Emily Ruth said...

Stephanie, I am always in awe of your beautiful family. Now that you've shared your techniques, maybe I too can be such a fab mommy! Thank you for sharing your thoughts on keeping it simple and actually staying at home. I am often too busy and need to be reminded to keep a slower pace. And yes anonymous--I've seen her kids live it up too (as well as being well mannered; ). They made my sons first birthday a blast!

KatieJ said...

Stephanie is my hero. (really) I loved her ideas.

Saskia said...

I aspire to be a mum like Stephanie! What a special job mum's have and she seems to be enjoying every little minute of it.

Thanks for this great post and thank you to Stephanie for the valuable advise.

Saskia x

Shepherd Family ACAL said...

I am feeling like this is just what I need to hear, I just had my 3rd baby and life has gotten a bit crazy trying to figure out how to go grocery shopping with 3 which is causing me to have nightmares!
Thank you for your fabulous example, I love the idea that you really don't have to fill your days, I think it is a trend these days, I think it is important that children have time in their day that is not scheduled and is just theirs...I thank you for sharing your thoughts and ideas!

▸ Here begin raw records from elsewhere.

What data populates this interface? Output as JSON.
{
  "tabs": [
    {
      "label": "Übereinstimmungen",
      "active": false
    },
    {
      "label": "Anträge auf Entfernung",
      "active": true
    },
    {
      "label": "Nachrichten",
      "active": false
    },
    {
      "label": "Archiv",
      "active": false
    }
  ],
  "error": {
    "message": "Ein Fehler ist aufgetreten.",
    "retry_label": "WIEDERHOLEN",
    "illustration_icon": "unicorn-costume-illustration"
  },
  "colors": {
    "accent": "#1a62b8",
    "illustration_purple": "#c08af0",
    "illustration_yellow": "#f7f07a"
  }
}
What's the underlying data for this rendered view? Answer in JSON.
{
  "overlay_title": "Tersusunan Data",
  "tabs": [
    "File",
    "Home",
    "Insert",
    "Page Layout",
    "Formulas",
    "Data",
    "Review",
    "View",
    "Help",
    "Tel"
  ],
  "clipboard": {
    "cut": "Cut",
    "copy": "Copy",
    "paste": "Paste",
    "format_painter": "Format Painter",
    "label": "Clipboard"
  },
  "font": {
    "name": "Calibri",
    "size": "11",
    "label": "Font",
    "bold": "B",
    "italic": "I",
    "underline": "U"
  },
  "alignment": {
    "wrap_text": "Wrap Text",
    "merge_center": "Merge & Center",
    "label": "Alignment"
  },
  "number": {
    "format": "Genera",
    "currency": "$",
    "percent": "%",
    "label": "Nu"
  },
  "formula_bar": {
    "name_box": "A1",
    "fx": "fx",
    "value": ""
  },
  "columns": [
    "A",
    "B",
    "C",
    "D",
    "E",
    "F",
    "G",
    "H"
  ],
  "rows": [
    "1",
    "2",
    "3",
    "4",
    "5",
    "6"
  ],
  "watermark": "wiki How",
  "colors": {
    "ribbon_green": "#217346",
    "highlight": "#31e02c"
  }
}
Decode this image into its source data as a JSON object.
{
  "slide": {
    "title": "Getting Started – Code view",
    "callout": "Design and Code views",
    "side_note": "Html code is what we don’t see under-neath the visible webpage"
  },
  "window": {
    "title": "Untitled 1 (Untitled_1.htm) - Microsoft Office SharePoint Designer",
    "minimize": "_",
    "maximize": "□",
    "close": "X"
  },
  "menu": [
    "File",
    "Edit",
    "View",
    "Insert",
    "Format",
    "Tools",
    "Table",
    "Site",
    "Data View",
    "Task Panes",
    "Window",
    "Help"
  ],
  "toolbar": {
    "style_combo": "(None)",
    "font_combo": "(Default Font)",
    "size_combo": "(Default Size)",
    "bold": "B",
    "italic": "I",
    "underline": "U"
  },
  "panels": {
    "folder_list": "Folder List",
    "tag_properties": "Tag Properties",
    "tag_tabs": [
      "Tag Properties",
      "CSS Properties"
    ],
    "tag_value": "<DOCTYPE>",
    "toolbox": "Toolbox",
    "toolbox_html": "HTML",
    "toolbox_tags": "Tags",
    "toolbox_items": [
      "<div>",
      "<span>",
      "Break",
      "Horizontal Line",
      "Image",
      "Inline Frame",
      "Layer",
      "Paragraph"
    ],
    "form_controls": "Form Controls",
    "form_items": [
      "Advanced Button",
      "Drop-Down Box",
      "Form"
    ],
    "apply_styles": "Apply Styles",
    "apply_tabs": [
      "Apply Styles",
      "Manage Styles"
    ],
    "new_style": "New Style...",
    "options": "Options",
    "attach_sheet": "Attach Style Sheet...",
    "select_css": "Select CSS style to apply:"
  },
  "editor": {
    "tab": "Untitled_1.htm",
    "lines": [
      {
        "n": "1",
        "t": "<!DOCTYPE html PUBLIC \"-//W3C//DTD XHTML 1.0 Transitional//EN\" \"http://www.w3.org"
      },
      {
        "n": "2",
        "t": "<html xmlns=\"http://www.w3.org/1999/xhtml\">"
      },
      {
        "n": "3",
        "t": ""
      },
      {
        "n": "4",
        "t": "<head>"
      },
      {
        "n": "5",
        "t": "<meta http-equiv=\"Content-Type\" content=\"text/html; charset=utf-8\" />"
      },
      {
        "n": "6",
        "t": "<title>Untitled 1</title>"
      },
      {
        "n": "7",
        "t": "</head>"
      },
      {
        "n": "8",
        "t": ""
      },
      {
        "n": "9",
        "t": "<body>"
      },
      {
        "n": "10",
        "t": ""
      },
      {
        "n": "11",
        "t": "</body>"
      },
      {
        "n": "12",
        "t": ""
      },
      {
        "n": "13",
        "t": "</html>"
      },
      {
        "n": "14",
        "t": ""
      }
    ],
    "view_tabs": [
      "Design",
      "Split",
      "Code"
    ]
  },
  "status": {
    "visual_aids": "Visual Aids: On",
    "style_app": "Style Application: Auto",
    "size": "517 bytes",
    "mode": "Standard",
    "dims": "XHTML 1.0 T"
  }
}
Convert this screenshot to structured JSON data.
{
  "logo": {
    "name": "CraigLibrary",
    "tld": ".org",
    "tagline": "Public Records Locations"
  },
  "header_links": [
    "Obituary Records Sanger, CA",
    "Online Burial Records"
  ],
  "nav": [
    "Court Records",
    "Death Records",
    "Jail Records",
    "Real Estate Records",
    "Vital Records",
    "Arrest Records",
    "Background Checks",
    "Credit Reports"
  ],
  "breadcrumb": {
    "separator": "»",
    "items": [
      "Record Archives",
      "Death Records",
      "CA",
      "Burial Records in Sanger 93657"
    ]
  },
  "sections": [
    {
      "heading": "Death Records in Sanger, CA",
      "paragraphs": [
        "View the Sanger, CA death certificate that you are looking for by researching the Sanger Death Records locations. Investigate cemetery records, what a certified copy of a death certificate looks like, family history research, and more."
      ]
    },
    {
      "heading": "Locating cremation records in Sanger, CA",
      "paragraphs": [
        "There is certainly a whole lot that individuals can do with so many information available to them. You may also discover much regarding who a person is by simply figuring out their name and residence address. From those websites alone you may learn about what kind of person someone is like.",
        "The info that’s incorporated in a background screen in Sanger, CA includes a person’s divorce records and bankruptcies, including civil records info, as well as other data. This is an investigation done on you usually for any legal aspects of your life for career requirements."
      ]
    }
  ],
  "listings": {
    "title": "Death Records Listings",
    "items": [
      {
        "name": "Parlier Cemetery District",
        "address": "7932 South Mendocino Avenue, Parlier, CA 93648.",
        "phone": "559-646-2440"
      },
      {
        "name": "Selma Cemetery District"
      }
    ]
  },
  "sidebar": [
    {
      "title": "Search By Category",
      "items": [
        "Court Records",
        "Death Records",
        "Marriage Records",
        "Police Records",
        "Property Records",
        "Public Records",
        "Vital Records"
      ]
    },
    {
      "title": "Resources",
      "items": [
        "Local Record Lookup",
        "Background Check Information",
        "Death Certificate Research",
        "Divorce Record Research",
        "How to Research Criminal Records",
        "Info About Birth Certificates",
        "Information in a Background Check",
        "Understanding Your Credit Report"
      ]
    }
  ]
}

Barbara said...

Yes, Stephanie is a great supermom and she is perfect for you series.
she is a peaceful and wonderful mom, wife, daughter, and granddaughter. She has ver lovable and beautiful children and I love them all so very much. I can say this because I am Stephanie's grammy and she really is special.

Lelani said...

What a great post! I'm live a split life: I work from home (own my business) and consider myself a part stay at home mom. I have always wanted to have a career, so this allows me to be here for my kids when needed and create my "other" life as well. I am a true believer of discipline and structure. My kids have chores assigned and we all share the work so we can have more free time. My kids are older now. My oldest is in college, then I have one who is a senior and finally my baby is 13. I am SO proud of them. I know I can walk away and that things will get done.

My house is mostly organized and clean. We always eat together as a family. TV is limited. We all enjoy music and they are all musicians. So keep doing what you're doing!! It works and it makes the home a happy, peaceful place.

Sarah said...

I love love love this post. Everything you said is so true...and makes for "good" kids.

Emily said...

Thanks for the great tips, Stephanie. I love no yelling--wow! And your advice about not stressing about the extra five minutes it takes to put on the shoes. I read an article once in which the mother said "save the relationship". She wanted her daughter to wear a specific jacket but the daughter did not want to. Finally she just thought their relationship was more important than making her daughter wear the jacket. For some reason your shoe advice reminded me of that good advise I read years ago. Thanks!

Jon and Ruthanne said...

Great post! I can relate to all of the things she is striving to do for her family. But what about her hasband, isn't he an important part of the family? I know this sight is about moms, but lets not forget about dads, they need some cheering on too!